Dataset rows for apps and sites:
* * * *
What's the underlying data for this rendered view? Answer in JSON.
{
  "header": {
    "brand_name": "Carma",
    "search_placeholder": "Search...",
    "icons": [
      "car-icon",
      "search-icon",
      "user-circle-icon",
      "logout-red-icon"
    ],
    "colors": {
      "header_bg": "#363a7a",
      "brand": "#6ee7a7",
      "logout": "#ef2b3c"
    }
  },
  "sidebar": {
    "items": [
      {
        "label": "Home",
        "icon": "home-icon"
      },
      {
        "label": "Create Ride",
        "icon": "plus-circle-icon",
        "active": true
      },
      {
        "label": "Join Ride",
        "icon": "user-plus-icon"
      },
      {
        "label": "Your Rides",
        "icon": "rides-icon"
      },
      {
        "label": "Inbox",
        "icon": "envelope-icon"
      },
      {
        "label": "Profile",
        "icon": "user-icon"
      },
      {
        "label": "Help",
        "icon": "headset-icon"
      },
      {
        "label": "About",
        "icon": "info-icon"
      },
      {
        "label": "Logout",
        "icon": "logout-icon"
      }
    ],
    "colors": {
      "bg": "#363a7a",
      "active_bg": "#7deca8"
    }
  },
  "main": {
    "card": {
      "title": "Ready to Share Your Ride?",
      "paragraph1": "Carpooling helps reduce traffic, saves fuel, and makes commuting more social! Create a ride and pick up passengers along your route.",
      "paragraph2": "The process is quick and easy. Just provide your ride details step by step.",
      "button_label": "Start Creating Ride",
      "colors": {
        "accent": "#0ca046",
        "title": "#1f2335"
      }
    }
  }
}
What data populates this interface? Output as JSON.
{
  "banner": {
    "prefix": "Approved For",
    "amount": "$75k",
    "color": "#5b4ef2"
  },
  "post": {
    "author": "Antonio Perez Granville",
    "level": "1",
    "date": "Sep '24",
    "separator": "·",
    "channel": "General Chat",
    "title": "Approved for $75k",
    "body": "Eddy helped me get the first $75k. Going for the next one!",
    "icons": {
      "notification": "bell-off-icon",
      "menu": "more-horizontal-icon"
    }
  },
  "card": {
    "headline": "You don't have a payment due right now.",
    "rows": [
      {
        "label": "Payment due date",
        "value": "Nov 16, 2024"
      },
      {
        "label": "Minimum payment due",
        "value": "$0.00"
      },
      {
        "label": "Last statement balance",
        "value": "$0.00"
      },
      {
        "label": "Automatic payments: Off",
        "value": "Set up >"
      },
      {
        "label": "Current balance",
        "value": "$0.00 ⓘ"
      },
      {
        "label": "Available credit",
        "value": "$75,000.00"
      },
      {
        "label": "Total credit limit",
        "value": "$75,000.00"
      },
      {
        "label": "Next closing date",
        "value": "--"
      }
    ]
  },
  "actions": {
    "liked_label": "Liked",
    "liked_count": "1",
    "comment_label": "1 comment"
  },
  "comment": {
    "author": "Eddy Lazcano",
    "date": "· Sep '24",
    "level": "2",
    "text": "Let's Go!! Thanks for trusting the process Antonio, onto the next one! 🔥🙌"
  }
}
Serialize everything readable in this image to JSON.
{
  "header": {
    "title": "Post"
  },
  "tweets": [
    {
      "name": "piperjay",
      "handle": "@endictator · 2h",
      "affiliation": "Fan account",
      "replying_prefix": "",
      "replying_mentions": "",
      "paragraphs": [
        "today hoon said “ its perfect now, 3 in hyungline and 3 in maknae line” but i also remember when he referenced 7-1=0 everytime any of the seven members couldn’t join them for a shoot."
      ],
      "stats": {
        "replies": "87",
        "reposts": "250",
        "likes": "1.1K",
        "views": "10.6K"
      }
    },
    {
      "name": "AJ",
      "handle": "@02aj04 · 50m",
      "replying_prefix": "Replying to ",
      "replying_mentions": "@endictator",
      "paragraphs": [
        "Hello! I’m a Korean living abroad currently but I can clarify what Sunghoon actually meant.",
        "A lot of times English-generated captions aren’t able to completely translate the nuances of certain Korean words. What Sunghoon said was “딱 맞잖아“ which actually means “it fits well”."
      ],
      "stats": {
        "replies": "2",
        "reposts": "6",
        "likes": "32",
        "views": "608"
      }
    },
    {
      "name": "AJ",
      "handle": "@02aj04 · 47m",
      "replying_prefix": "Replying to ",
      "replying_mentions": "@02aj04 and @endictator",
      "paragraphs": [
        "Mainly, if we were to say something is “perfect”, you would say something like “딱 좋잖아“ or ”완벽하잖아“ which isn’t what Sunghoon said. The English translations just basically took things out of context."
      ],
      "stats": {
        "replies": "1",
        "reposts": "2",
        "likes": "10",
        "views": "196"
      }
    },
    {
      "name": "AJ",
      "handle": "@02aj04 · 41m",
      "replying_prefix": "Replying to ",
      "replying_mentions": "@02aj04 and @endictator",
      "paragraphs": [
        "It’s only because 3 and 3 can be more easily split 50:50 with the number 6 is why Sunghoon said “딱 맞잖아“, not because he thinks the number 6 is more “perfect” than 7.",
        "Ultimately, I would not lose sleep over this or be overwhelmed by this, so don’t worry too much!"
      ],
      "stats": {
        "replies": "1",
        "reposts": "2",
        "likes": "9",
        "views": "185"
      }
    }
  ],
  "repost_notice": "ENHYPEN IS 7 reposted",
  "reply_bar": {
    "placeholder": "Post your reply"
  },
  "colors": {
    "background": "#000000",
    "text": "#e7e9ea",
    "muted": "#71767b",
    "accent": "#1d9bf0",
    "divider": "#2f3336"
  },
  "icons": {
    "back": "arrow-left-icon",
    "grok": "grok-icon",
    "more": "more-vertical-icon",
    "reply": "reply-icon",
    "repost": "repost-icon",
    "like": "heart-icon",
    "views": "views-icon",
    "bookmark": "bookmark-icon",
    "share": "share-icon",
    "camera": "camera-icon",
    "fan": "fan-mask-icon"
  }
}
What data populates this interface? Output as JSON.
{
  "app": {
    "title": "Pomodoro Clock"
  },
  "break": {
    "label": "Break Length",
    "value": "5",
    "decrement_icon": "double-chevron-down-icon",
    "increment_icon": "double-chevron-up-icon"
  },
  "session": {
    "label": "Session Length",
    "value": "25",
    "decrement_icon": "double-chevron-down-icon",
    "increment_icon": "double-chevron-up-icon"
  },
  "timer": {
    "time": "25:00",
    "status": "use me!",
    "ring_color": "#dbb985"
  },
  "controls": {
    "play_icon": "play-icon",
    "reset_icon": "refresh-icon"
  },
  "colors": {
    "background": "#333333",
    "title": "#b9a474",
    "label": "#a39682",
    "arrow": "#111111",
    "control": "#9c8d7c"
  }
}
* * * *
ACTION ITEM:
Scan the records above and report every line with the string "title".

FINISHED EXERCISE:
      "title": "Ready to Share Your Ride?",
        "title": "#1f2335"
    "title": "Approved for $75k",
    "title": "Post"
    "title": "Pomodoro Clock"
    "title": "#b9a474",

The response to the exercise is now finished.